(DIRECTIONS FOR THIS TASK) Check each line of the listing for the string "structure", then state how many lines have it. Only the number is wanted.
******
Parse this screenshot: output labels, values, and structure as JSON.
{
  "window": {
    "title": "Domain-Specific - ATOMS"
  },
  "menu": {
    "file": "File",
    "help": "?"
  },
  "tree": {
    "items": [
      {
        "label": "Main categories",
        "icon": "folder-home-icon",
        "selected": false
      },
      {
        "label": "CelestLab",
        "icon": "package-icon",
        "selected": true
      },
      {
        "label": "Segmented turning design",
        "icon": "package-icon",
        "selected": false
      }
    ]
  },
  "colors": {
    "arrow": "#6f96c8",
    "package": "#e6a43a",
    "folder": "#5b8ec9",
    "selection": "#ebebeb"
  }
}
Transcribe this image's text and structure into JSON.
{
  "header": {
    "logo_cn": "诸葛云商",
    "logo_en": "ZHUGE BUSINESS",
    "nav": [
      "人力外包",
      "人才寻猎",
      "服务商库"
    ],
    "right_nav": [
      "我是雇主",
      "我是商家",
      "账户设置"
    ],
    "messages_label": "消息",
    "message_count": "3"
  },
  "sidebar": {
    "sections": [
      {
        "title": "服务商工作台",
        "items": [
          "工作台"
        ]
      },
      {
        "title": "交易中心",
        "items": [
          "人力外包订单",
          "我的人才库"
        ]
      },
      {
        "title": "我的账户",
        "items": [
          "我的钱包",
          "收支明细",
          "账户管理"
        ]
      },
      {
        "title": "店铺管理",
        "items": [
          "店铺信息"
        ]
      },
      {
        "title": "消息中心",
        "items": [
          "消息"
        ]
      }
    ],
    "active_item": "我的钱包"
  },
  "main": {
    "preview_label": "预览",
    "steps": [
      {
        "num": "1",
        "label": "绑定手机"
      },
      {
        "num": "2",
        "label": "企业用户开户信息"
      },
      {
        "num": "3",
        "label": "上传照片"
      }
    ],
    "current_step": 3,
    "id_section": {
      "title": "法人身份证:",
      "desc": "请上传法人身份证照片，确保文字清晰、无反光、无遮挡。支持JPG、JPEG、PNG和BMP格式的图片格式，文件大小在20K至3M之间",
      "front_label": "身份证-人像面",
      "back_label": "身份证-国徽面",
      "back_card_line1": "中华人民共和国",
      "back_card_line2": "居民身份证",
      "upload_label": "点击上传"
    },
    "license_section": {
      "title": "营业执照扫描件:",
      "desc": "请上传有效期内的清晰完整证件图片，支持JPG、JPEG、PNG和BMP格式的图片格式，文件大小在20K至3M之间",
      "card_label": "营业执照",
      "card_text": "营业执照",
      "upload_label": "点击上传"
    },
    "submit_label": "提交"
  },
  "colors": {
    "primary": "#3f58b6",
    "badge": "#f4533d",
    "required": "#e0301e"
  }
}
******
(REPLY TO THE TASK) 2